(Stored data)
- - -
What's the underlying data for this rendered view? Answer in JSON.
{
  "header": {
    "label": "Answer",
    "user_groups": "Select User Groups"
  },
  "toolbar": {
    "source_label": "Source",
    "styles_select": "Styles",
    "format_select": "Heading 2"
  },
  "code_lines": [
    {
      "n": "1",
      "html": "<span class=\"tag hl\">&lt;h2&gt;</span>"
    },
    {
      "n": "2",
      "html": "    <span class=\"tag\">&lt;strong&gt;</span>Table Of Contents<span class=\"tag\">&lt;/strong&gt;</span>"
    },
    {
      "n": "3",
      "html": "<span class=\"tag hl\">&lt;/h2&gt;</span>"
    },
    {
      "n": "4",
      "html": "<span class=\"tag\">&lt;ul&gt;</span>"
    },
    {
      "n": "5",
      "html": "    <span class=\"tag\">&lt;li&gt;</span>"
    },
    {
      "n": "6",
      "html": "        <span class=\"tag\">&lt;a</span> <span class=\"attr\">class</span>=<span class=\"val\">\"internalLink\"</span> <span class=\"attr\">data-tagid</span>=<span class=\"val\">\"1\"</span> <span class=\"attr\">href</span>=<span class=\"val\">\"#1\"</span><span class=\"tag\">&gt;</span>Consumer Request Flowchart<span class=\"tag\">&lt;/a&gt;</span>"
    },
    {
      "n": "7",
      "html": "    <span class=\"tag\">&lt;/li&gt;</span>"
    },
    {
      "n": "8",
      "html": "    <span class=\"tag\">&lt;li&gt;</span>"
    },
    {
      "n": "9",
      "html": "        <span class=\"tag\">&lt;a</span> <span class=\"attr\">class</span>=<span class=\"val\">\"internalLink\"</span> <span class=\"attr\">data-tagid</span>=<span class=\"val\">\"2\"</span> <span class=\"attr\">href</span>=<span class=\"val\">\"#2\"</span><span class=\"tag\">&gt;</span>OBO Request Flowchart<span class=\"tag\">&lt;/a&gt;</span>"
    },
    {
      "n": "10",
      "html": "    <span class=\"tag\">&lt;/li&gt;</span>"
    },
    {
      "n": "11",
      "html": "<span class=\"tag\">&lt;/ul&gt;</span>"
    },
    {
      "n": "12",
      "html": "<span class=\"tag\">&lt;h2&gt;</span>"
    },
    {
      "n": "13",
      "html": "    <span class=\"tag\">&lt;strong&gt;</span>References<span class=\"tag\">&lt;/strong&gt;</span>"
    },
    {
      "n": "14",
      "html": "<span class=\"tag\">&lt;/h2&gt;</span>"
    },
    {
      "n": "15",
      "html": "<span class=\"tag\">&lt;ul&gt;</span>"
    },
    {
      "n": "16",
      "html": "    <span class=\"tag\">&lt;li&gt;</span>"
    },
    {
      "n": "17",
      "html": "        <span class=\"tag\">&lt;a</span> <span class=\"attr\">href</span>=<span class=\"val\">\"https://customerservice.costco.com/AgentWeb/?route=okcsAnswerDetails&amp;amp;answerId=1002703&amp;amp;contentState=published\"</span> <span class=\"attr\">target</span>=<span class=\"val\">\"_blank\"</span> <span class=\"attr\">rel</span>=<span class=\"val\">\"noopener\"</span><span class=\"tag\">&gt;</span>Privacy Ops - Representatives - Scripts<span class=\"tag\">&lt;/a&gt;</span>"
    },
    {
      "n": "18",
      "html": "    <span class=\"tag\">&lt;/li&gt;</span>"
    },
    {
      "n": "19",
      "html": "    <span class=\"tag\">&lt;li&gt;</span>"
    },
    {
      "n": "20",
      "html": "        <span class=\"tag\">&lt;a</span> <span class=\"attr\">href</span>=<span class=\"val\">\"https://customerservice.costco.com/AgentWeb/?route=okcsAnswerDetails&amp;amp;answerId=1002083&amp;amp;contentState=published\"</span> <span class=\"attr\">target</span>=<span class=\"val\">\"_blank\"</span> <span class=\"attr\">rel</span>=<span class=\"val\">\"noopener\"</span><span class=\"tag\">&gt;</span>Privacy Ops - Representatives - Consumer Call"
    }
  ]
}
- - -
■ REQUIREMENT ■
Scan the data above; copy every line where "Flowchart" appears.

■ ANSWER FOR THE TASK ■
      "html": "        <span class=\"tag\">&lt;a</span> <span class=\"attr\">class</span>=<span class=\"val\">\"internalLink\"</span> <span class=\"attr\">data-tagid</span>=<span class=\"val\">\"1\"</span> <span class=\"attr\">href</span>=<span class=\"val\">\"#1\"</span><span class=\"tag\">&gt;</span>Consumer Request Flowchart<span class=\"tag\">&lt;/a&gt;</span>"
      "html": "        <span class=\"tag\">&lt;a</span> <span class=\"attr\">class</span>=<span class=\"val\">\"internalLink\"</span> <span class=\"attr\">data-tagid</span>=<span class=\"val\">\"2\"</span> <span class=\"attr\">href</span>=<span class=\"val\">\"#2\"</span><span class=\"tag\">&gt;</span>OBO Request Flowchart<span class=\"tag\">&lt;/a&gt;</span>"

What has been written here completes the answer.